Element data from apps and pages

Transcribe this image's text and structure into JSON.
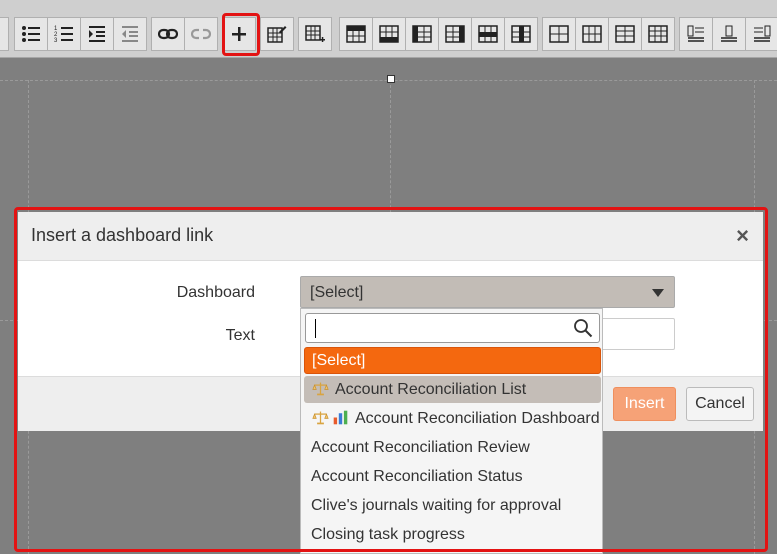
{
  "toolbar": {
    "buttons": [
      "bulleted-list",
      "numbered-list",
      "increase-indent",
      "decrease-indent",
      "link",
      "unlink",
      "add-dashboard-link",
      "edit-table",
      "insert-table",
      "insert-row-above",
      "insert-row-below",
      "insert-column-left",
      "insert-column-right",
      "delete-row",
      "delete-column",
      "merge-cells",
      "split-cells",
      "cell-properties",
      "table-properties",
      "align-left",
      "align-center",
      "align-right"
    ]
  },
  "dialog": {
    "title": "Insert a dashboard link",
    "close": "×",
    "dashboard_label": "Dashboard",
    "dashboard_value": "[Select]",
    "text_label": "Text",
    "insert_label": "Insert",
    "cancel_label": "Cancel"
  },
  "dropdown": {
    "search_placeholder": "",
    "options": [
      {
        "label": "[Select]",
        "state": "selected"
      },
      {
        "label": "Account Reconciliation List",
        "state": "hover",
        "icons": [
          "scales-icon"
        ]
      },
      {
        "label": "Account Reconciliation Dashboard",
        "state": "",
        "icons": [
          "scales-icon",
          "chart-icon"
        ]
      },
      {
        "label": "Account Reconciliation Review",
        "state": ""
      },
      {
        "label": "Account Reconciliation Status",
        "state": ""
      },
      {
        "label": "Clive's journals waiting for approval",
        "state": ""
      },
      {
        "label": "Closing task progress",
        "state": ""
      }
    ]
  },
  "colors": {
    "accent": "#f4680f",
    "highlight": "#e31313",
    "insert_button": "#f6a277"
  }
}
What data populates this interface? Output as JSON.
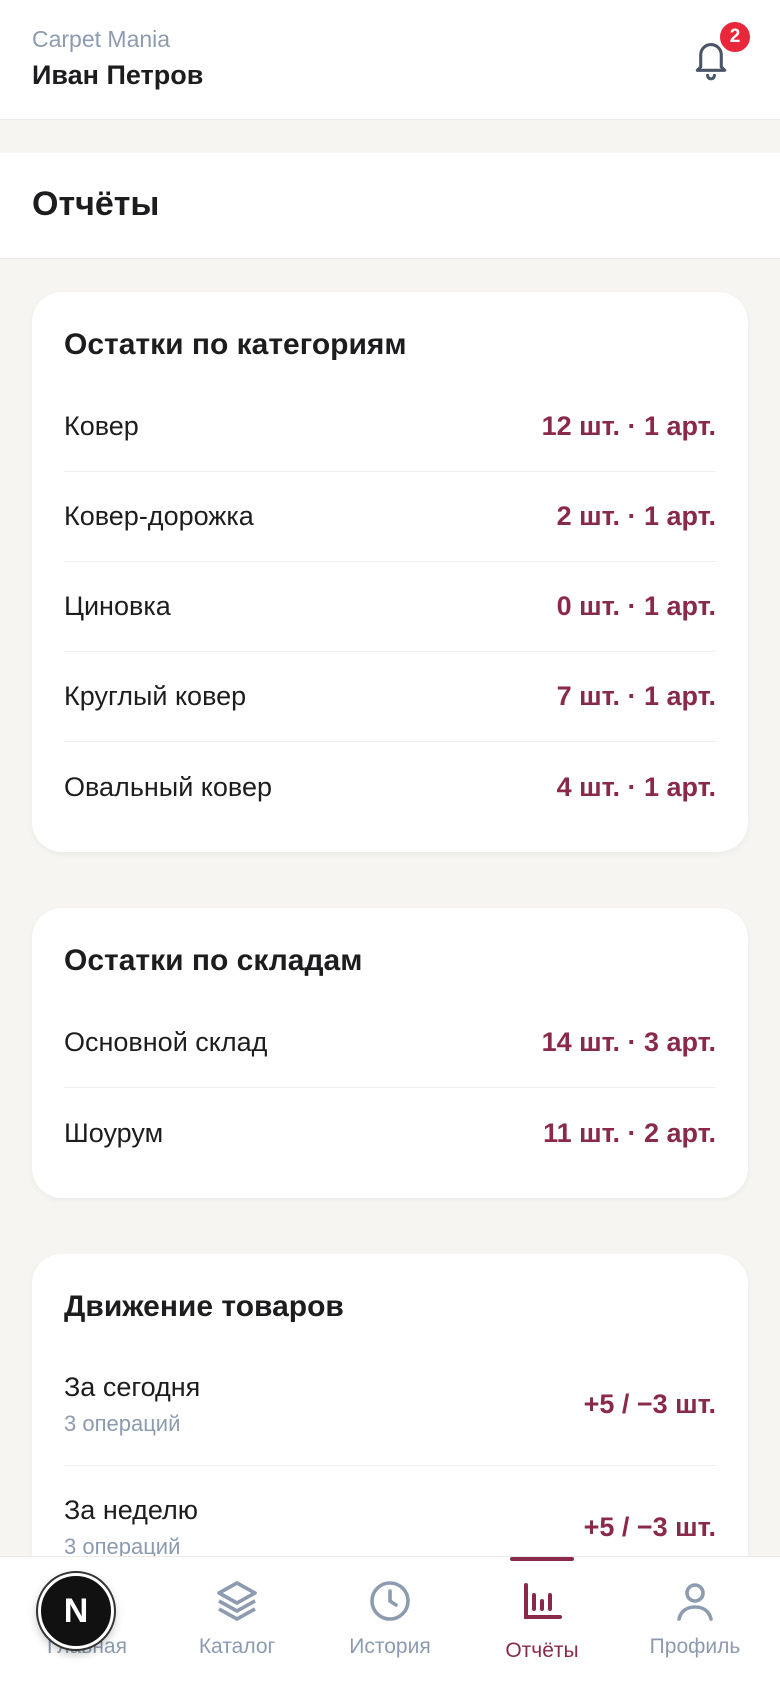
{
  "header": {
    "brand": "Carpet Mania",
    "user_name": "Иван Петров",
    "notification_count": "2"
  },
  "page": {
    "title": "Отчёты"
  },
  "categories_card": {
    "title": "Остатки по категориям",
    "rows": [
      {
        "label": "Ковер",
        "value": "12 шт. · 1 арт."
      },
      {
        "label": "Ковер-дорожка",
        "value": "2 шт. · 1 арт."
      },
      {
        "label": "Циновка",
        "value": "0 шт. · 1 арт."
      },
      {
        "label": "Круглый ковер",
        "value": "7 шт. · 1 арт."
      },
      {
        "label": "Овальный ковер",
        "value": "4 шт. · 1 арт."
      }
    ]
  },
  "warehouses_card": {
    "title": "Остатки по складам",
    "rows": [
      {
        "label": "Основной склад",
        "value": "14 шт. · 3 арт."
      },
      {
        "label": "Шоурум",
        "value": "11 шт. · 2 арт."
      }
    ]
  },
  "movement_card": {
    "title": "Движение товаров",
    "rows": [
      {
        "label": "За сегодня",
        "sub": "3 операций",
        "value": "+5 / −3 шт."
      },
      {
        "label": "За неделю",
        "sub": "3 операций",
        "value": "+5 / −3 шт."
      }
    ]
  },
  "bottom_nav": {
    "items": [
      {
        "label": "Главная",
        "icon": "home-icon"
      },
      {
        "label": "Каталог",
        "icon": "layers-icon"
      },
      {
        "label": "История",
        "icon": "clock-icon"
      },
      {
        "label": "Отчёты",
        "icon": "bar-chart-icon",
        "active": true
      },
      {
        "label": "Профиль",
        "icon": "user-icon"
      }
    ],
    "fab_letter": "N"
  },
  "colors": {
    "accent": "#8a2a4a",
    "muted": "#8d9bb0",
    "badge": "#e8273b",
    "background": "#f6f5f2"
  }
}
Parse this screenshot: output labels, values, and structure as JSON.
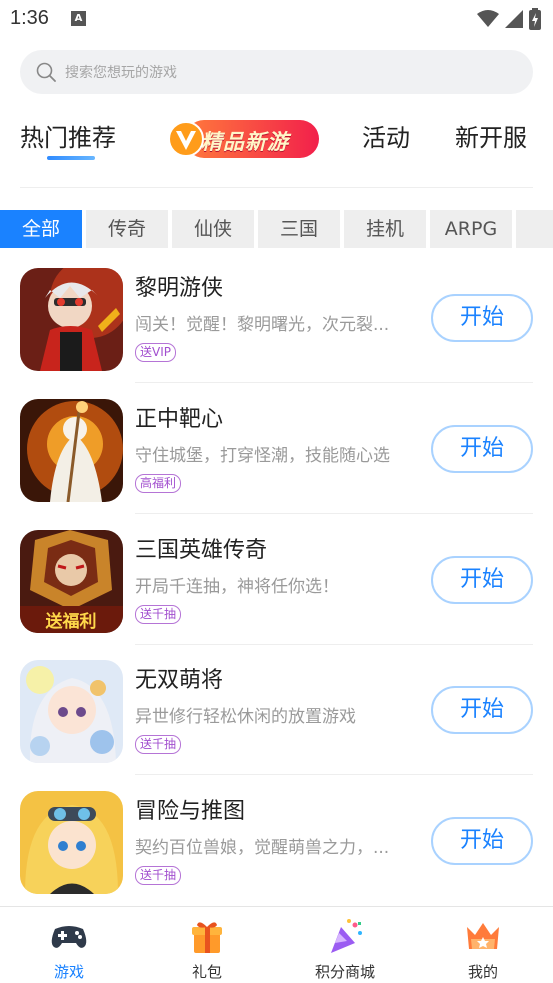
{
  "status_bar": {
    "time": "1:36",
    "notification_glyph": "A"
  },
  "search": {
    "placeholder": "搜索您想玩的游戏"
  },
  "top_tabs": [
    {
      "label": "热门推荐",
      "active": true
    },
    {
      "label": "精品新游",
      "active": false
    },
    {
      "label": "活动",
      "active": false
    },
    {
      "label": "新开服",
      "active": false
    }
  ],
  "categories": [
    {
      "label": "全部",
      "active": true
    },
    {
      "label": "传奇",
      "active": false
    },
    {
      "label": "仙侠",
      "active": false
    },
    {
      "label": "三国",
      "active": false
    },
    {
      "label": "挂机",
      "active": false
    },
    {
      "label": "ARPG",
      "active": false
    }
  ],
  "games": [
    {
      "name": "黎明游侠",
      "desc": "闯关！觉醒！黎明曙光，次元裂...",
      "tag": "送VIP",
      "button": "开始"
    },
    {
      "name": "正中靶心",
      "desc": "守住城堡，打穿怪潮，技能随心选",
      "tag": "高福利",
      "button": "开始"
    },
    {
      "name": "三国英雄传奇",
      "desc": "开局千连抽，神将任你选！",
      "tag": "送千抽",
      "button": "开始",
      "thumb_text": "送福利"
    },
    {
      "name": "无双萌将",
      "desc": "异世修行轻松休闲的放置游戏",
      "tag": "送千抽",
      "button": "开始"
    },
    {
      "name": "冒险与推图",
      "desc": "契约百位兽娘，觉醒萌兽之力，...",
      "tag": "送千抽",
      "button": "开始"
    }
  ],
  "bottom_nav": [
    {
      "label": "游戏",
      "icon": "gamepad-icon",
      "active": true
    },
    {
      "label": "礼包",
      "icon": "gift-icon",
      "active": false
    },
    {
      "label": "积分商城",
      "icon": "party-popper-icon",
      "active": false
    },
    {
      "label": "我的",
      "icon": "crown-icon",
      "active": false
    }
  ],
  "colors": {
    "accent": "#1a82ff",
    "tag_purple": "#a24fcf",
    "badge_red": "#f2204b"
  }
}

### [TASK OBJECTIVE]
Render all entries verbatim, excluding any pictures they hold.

### [WORKED SOLUTION]
Transcribe this image's text and structure into JSON.
{
  "toolbar": {
    "buttons": [
      "bulleted-list",
      "numbered-list",
      "increase-indent",
      "decrease-indent",
      "link",
      "unlink",
      "add-dashboard-link",
      "edit-table",
      "insert-table",
      "insert-row-above",
      "insert-row-below",
      "insert-column-left",
      "insert-column-right",
      "delete-row",
      "delete-column",
      "merge-cells",
      "split-cells",
      "cell-properties",
      "table-properties",
      "align-left",
      "align-center",
      "align-right"
    ]
  },
  "dialog": {
    "title": "Insert a dashboard link",
    "close": "×",
    "dashboard_label": "Dashboard",
    "dashboard_value": "[Select]",
    "text_label": "Text",
    "insert_label": "Insert",
    "cancel_label": "Cancel"
  },
  "dropdown": {
    "search_placeholder": "",
    "options": [
      {
        "label": "[Select]",
        "state": "selected"
      },
      {
        "label": "Account Reconciliation List",
        "state": "hover",
        "icons": [
          "scales-icon"
        ]
      },
      {
        "label": "Account Reconciliation Dashboard",
        "state": "",
        "icons": [
          "scales-icon",
          "chart-icon"
        ]
      },
      {
        "label": "Account Reconciliation Review",
        "state": ""
      },
      {
        "label": "Account Reconciliation Status",
        "state": ""
      },
      {
        "label": "Clive's journals waiting for approval",
        "state": ""
      },
      {
        "label": "Closing task progress",
        "state": ""
      }
    ]
  },
  "colors": {
    "accent": "#f4680f",
    "highlight": "#e31313",
    "insert_button": "#f6a277"
  }
}
What data populates this interface? Output as JSON.
{
  "header": {
    "brand": "Carpet Mania",
    "user_name": "Иван Петров",
    "notification_count": "2"
  },
  "page": {
    "title": "Отчёты"
  },
  "categories_card": {
    "title": "Остатки по категориям",
    "rows": [
      {
        "label": "Ковер",
        "value": "12 шт. · 1 арт."
      },
      {
        "label": "Ковер-дорожка",
        "value": "2 шт. · 1 арт."
      },
      {
        "label": "Циновка",
        "value": "0 шт. · 1 арт."
      },
      {
        "label": "Круглый ковер",
        "value": "7 шт. · 1 арт."
      },
      {
        "label": "Овальный ковер",
        "value": "4 шт. · 1 арт."
      }
    ]
  },
  "warehouses_card": {
    "title": "Остатки по складам",
    "rows": [
      {
        "label": "Основной склад",
        "value": "14 шт. · 3 арт."
      },
      {
        "label": "Шоурум",
        "value": "11 шт. · 2 арт."
      }
    ]
  },
  "movement_card": {
    "title": "Движение товаров",
    "rows": [
      {
        "label": "За сегодня",
        "sub": "3 операций",
        "value": "+5 / −3 шт."
      },
      {
        "label": "За неделю",
        "sub": "3 операций",
        "value": "+5 / −3 шт."
      }
    ]
  },
  "bottom_nav": {
    "items": [
      {
        "label": "Главная",
        "icon": "home-icon"
      },
      {
        "label": "Каталог",
        "icon": "layers-icon"
      },
      {
        "label": "История",
        "icon": "clock-icon"
      },
      {
        "label": "Отчёты",
        "icon": "bar-chart-icon",
        "active": true
      },
      {
        "label": "Профиль",
        "icon": "user-icon"
      }
    ],
    "fab_letter": "N"
  },
  "colors": {
    "accent": "#8a2a4a",
    "muted": "#8d9bb0",
    "badge": "#e8273b",
    "background": "#f6f5f2"
  }
}
Parse this screenshot: output labels, values, and structure as JSON.
{
  "status_bar": {
    "time": "1:36",
    "notification_glyph": "A"
  },
  "search": {
    "placeholder": "搜索您想玩的游戏"
  },
  "top_tabs": [
    {
      "label": "热门推荐",
      "active": true
    },
    {
      "label": "精品新游",
      "active": false
    },
    {
      "label": "活动",
      "active": false
    },
    {
      "label": "新开服",
      "active": false
    }
  ],
  "categories": [
    {
      "label": "全部",
      "active": true
    },
    {
      "label": "传奇",
      "active": false
    },
    {
      "label": "仙侠",
      "active": false
    },
    {
      "label": "三国",
      "active": false
    },
    {
      "label": "挂机",
      "active": false
    },
    {
      "label": "ARPG",
      "active": false
    }
  ],
  "games": [
    {
      "name": "黎明游侠",
      "desc": "闯关！觉醒！黎明曙光，次元裂...",
      "tag": "送VIP",
      "button": "开始"
    },
    {
      "name": "正中靶心",
      "desc": "守住城堡，打穿怪潮，技能随心选",
      "tag": "高福利",
      "button": "开始"
    },
    {
      "name": "三国英雄传奇",
      "desc": "开局千连抽，神将任你选！",
      "tag": "送千抽",
      "button": "开始",
      "thumb_text": "送福利"
    },
    {
      "name": "无双萌将",
      "desc": "异世修行轻松休闲的放置游戏",
      "tag": "送千抽",
      "button": "开始"
    },
    {
      "name": "冒险与推图",
      "desc": "契约百位兽娘，觉醒萌兽之力，...",
      "tag": "送千抽",
      "button": "开始"
    }
  ],
  "bottom_nav": [
    {
      "label": "游戏",
      "icon": "gamepad-icon",
      "active": true
    },
    {
      "label": "礼包",
      "icon": "gift-icon",
      "active": false
    },
    {
      "label": "积分商城",
      "icon": "party-popper-icon",
      "active": false
    },
    {
      "label": "我的",
      "icon": "crown-icon",
      "active": false
    }
  ],
  "colors": {
    "accent": "#1a82ff",
    "tag_purple": "#a24fcf",
    "badge_red": "#f2204b"
  }
}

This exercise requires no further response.